**Task to carry out:**
Below are records; give the number of their lines that contain "true", and only that number.

**Available records:**
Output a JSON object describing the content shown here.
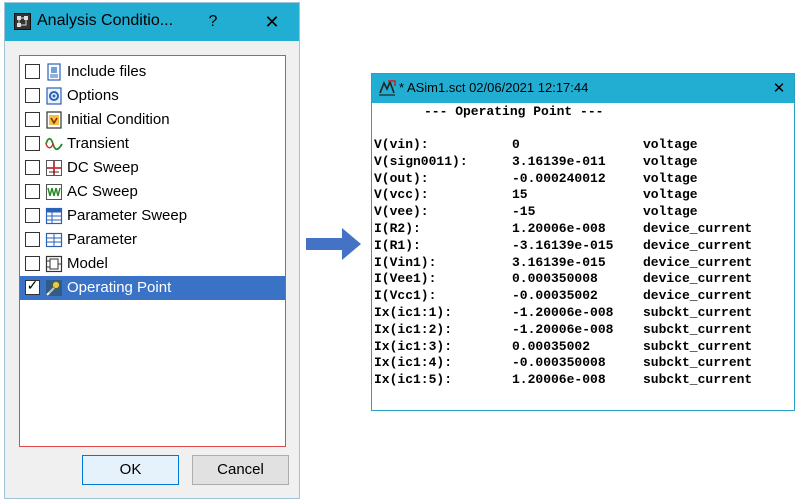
{
  "dialog": {
    "title": "Analysis Conditio...",
    "help_label": "?",
    "close_label": "✕",
    "items": [
      {
        "label": "Include files",
        "icon": "include-files-icon",
        "checked": false,
        "selected": false
      },
      {
        "label": "Options",
        "icon": "options-icon",
        "checked": false,
        "selected": false
      },
      {
        "label": "Initial Condition",
        "icon": "initial-condition-icon",
        "checked": false,
        "selected": false
      },
      {
        "label": "Transient",
        "icon": "transient-icon",
        "checked": false,
        "selected": false
      },
      {
        "label": "DC Sweep",
        "icon": "dc-sweep-icon",
        "checked": false,
        "selected": false
      },
      {
        "label": "AC Sweep",
        "icon": "ac-sweep-icon",
        "checked": false,
        "selected": false
      },
      {
        "label": "Parameter Sweep",
        "icon": "parameter-sweep-icon",
        "checked": false,
        "selected": false
      },
      {
        "label": "Parameter",
        "icon": "parameter-icon",
        "checked": false,
        "selected": false
      },
      {
        "label": "Model",
        "icon": "model-icon",
        "checked": false,
        "selected": false
      },
      {
        "label": "Operating Point",
        "icon": "operating-point-icon",
        "checked": true,
        "selected": true
      }
    ],
    "ok_label": "OK",
    "cancel_label": "Cancel"
  },
  "result_window": {
    "title": "* ASim1.sct 02/06/2021 12:17:44",
    "close_label": "✕",
    "heading": "--- Operating Point ---",
    "rows": [
      {
        "name": "V(vin):",
        "value": "0",
        "type": "voltage"
      },
      {
        "name": "V(sign0011):",
        "value": "3.16139e-011",
        "type": "voltage"
      },
      {
        "name": "V(out):",
        "value": "-0.000240012",
        "type": "voltage"
      },
      {
        "name": "V(vcc):",
        "value": "15",
        "type": "voltage"
      },
      {
        "name": "V(vee):",
        "value": "-15",
        "type": "voltage"
      },
      {
        "name": "I(R2):",
        "value": "1.20006e-008",
        "type": "device_current"
      },
      {
        "name": "I(R1):",
        "value": "-3.16139e-015",
        "type": "device_current"
      },
      {
        "name": "I(Vin1):",
        "value": "3.16139e-015",
        "type": "device_current"
      },
      {
        "name": "I(Vee1):",
        "value": "0.000350008",
        "type": "device_current"
      },
      {
        "name": "I(Vcc1):",
        "value": "-0.00035002",
        "type": "device_current"
      },
      {
        "name": "Ix(ic1:1):",
        "value": "-1.20006e-008",
        "type": "subckt_current"
      },
      {
        "name": "Ix(ic1:2):",
        "value": "-1.20006e-008",
        "type": "subckt_current"
      },
      {
        "name": "Ix(ic1:3):",
        "value": "0.00035002",
        "type": "subckt_current"
      },
      {
        "name": "Ix(ic1:4):",
        "value": "-0.000350008",
        "type": "subckt_current"
      },
      {
        "name": "Ix(ic1:5):",
        "value": "1.20006e-008",
        "type": "subckt_current"
      }
    ]
  },
  "colors": {
    "titlebar": "#22aed3",
    "selection": "#3a73c5",
    "list_border": "#e04a4a",
    "arrow": "#4472c4"
  }
}
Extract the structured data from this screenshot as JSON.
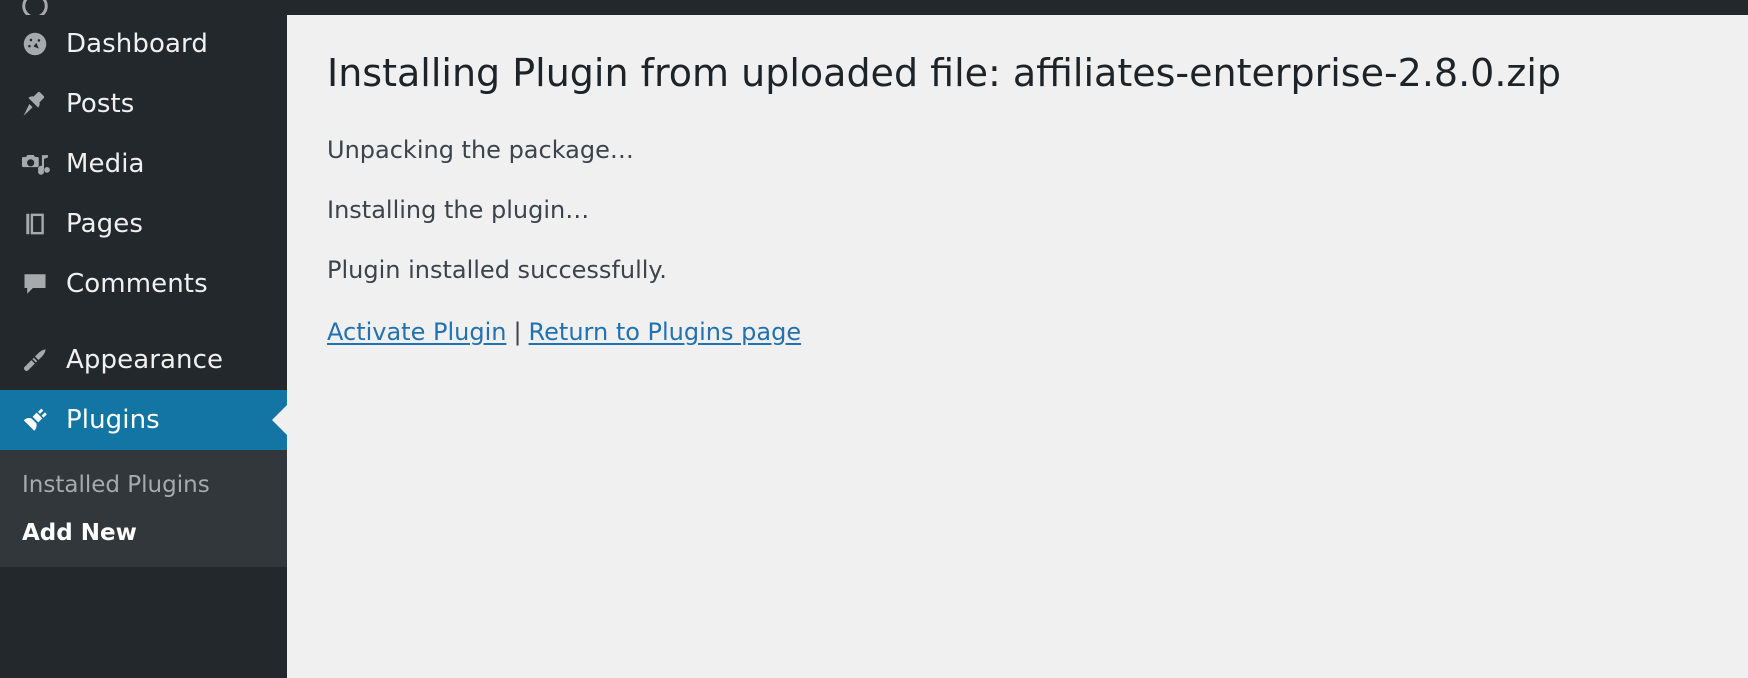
{
  "admin_bar": {
    "visible": true,
    "background": "#23282d"
  },
  "sidebar": {
    "background": "#23282d",
    "submenu_background": "#32373c",
    "current_color": "#1275a3",
    "items": [
      {
        "label": "Dashboard",
        "icon": "dashboard-icon",
        "current": false
      },
      {
        "label": "Posts",
        "icon": "pin-icon",
        "current": false
      },
      {
        "label": "Media",
        "icon": "media-icon",
        "current": false
      },
      {
        "label": "Pages",
        "icon": "pages-icon",
        "current": false
      },
      {
        "label": "Comments",
        "icon": "comments-icon",
        "current": false
      },
      {
        "label": "Appearance",
        "icon": "paintbrush-icon",
        "current": false
      },
      {
        "label": "Plugins",
        "icon": "plug-icon",
        "current": true
      }
    ],
    "submenu": {
      "parent": "Plugins",
      "items": [
        {
          "label": "Installed Plugins",
          "current": false
        },
        {
          "label": "Add New",
          "current": true
        }
      ]
    }
  },
  "main": {
    "title": "Installing Plugin from uploaded file: affiliates-enterprise-2.8.0.zip",
    "status_lines": [
      "Unpacking the package…",
      "Installing the plugin…",
      "Plugin installed successfully."
    ],
    "actions": {
      "activate_label": "Activate Plugin",
      "separator": "|",
      "return_label": "Return to Plugins page",
      "link_color": "#2271b1"
    }
  }
}
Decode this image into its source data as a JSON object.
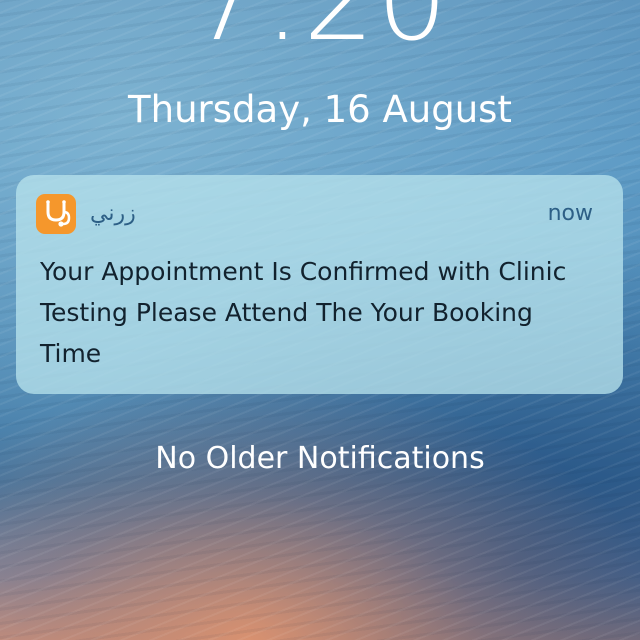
{
  "lock_screen": {
    "time": "7:20",
    "date": "Thursday, 16 August"
  },
  "notification": {
    "app_icon": "stethoscope-app-icon",
    "app_name": "زرني",
    "timestamp": "now",
    "message": "Your Appointment Is Confirmed with Clinic Testing Please Attend The Your Booking Time",
    "accent_color": "#f5972c"
  },
  "footer": {
    "no_older_label": "No Older Notifications"
  }
}
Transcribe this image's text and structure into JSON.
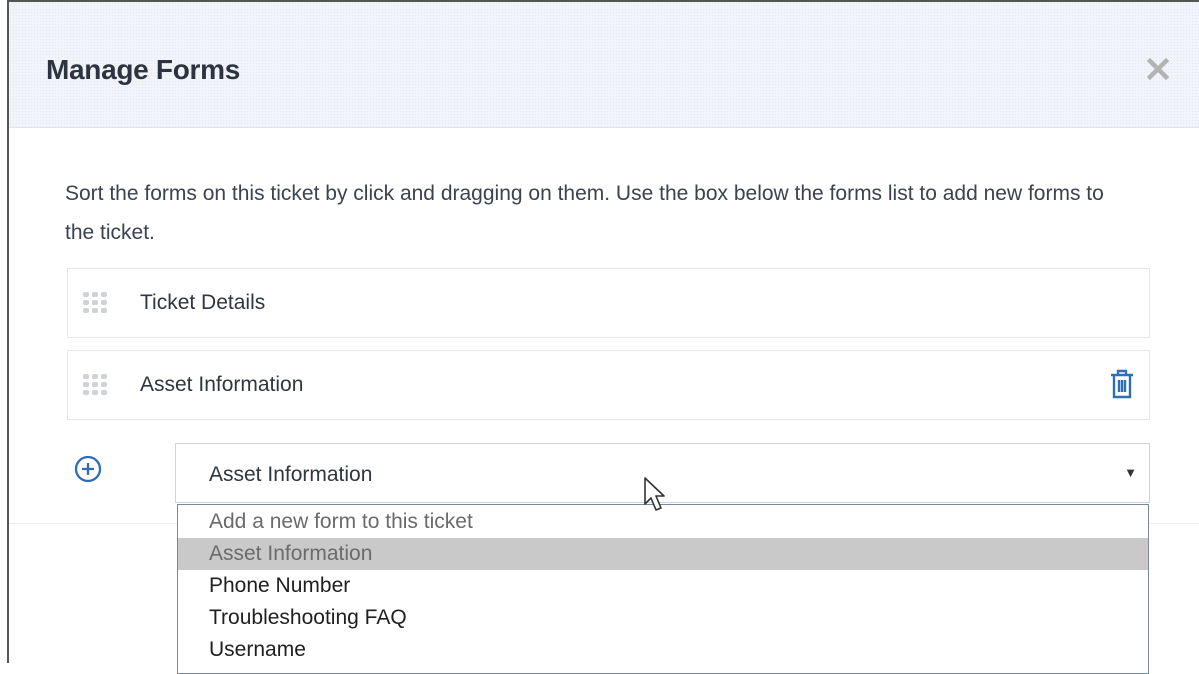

**Answer box:**
5